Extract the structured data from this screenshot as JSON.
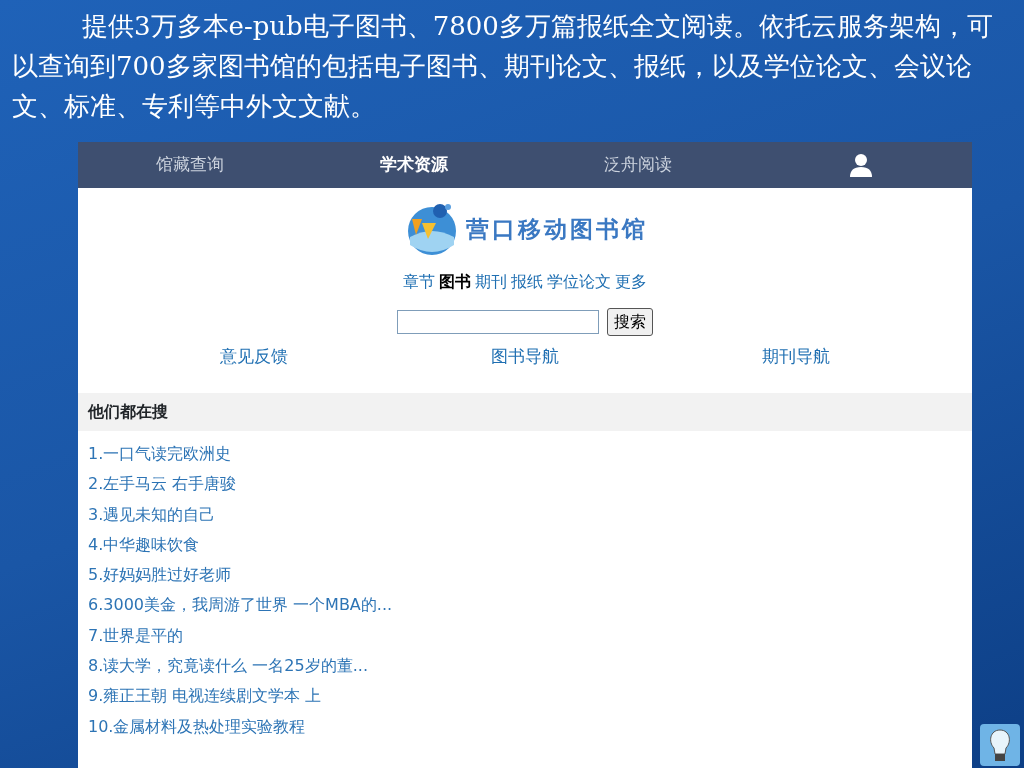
{
  "slide_text": "提供3万多本e-pub电子图书、7800多万篇报纸全文阅读。依托云服务架构，可以查询到700多家图书馆的包括电子图书、期刊论文、报纸，以及学位论文、会议论文、标准、专利等中外文文献。",
  "nav_tabs": [
    {
      "label": "馆藏查询",
      "selected": false
    },
    {
      "label": "学术资源",
      "selected": true
    },
    {
      "label": "泛舟阅读",
      "selected": false
    }
  ],
  "logo_text": "营口移动图书馆",
  "categories": [
    {
      "label": "章节",
      "selected": false
    },
    {
      "label": "图书",
      "selected": true
    },
    {
      "label": "期刊",
      "selected": false
    },
    {
      "label": "报纸",
      "selected": false
    },
    {
      "label": "学位论文",
      "selected": false
    },
    {
      "label": "更多",
      "selected": false
    }
  ],
  "search": {
    "button": "搜索"
  },
  "links": [
    "意见反馈",
    "图书导航",
    "期刊导航"
  ],
  "section_title": "他们都在搜",
  "hot_searches": [
    "1.一口气读完欧洲史",
    "2.左手马云  右手唐骏",
    "3.遇见未知的自己",
    "4.中华趣味饮食",
    "5.好妈妈胜过好老师",
    "6.3000美金，我周游了世界  一个MBA的...",
    "7.世界是平的",
    "8.读大学，究竟读什么  一名25岁的董...",
    "9.雍正王朝  电视连续剧文学本  上",
    "10.金属材料及热处理实验教程"
  ]
}
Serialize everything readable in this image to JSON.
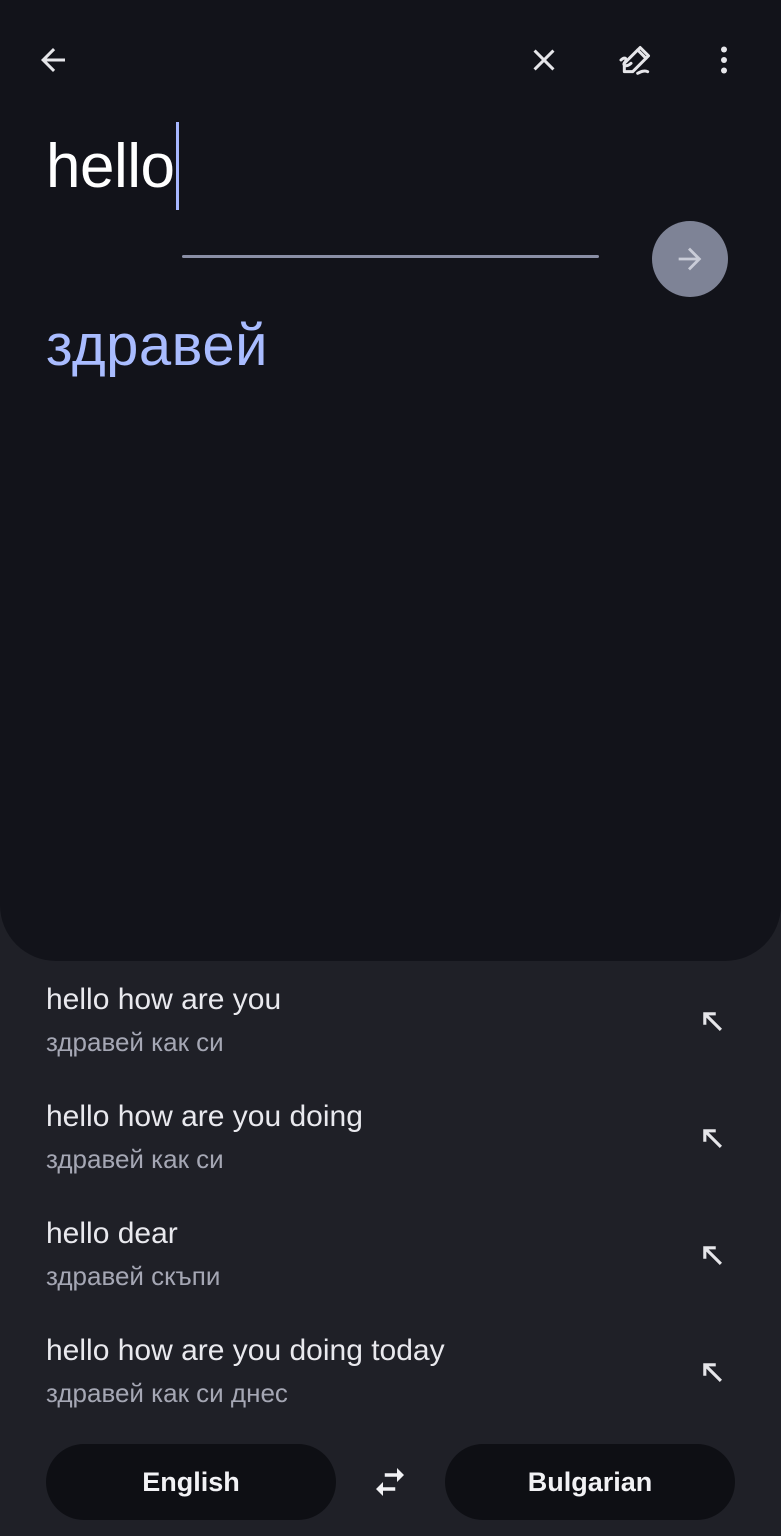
{
  "input": {
    "text": "hello"
  },
  "output": {
    "translation": "здравей"
  },
  "suggestions": [
    {
      "source": "hello how are you",
      "translation": "здравей как си"
    },
    {
      "source": "hello how are you doing",
      "translation": "здравей как си"
    },
    {
      "source": "hello dear",
      "translation": "здравей скъпи"
    },
    {
      "source": "hello how are you doing today",
      "translation": "здравей как си днес"
    }
  ],
  "languages": {
    "source": "English",
    "target": "Bulgarian"
  },
  "icons": {
    "back": "arrow-left-icon",
    "clear": "close-icon",
    "handwriting": "handwriting-pen-icon",
    "more": "more-vert-icon",
    "translate": "arrow-right-icon",
    "insert": "arrow-up-left-icon",
    "swap": "swap-horiz-icon"
  },
  "colors": {
    "background": "#12131a",
    "panel": "#1f2027",
    "accent": "#a9bcff",
    "caret": "#a7b7ff"
  }
}
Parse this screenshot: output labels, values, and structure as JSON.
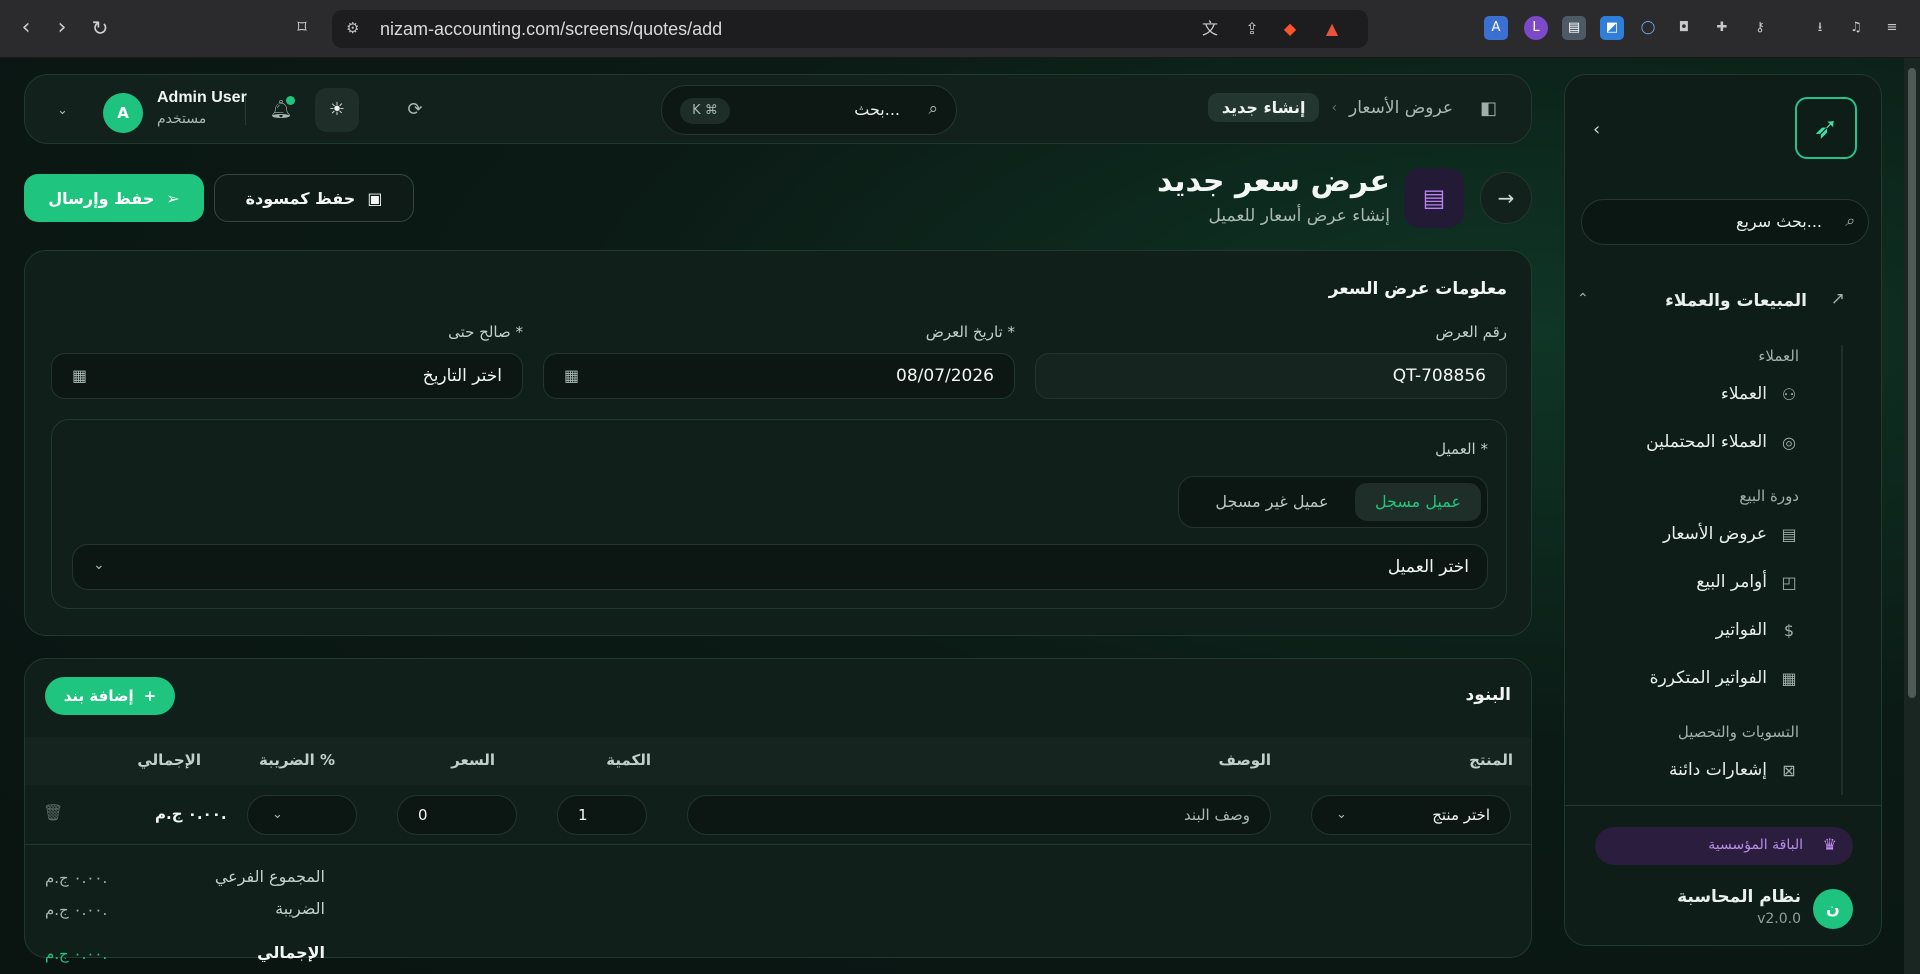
{
  "browser": {
    "url": "nizam-accounting.com/screens/quotes/add"
  },
  "sidebar": {
    "search_placeholder": "بحث سريع...",
    "group": "المبيعات والعملاء",
    "sections": {
      "clients": "العملاء",
      "sales_cycle": "دورة البيع",
      "settlements": "التسويات والتحصيل"
    },
    "items": {
      "clients": "العملاء",
      "leads": "العملاء المحتملين",
      "quotes": "عروض الأسعار",
      "sales_orders": "أوامر البيع",
      "invoices": "الفواتير",
      "recurring_invoices": "الفواتير المتكررة",
      "credit_notes": "إشعارات دائنة"
    },
    "plan": "الباقة المؤسسية",
    "org": {
      "avatar": "ن",
      "name": "نظام المحاسبة",
      "version": "v2.0.0"
    }
  },
  "topbar": {
    "breadcrumb": {
      "parent": "عروض الأسعار",
      "current": "إنشاء جديد"
    },
    "search_placeholder": "بحث...",
    "search_shortcut": "K ⌘",
    "user": {
      "avatar": "A",
      "name": "Admin User",
      "role": "مستخدم"
    }
  },
  "page": {
    "title": "عرض سعر جديد",
    "subtitle": "إنشاء عرض أسعار للعميل",
    "save_send": "حفظ وإرسال",
    "save_draft": "حفظ كمسودة"
  },
  "quote_info": {
    "title": "معلومات عرض السعر",
    "number_label": "رقم العرض",
    "number_value": "QT-708856",
    "date_label": "تاريخ العرض *",
    "date_value": "08/07/2026",
    "valid_label": "صالح حتى *",
    "valid_placeholder": "اختر التاريخ",
    "client_label": "العميل *",
    "client_type_registered": "عميل مسجل",
    "client_type_unregistered": "عميل غير مسجل",
    "client_select_placeholder": "اختر العميل"
  },
  "items": {
    "title": "البنود",
    "add_button": "إضافة بند",
    "columns": {
      "product": "المنتج",
      "description": "الوصف",
      "quantity": "الكمية",
      "price": "السعر",
      "tax": "الضريبة %",
      "total": "الإجمالي"
    },
    "row": {
      "product_placeholder": "اختر منتج",
      "description_placeholder": "وصف البند",
      "quantity": "1",
      "price": "0",
      "total": "٠.٠٠ ج.م."
    },
    "summary": {
      "subtotal_label": "المجموع الفرعي",
      "subtotal_value": "٠.٠٠ ج.م.",
      "tax_label": "الضريبة",
      "tax_value": "٠.٠٠ ج.م.",
      "total_label": "الإجمالي",
      "total_value": "٠.٠٠ ج.م."
    }
  }
}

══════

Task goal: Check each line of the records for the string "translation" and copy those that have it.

Result:
    "translation": "здравей"
      "translation": "здравей как си"
      "translation": "здравей как си"
      "translation": "здравей скъпи"
      "translation": "здравей как си днес"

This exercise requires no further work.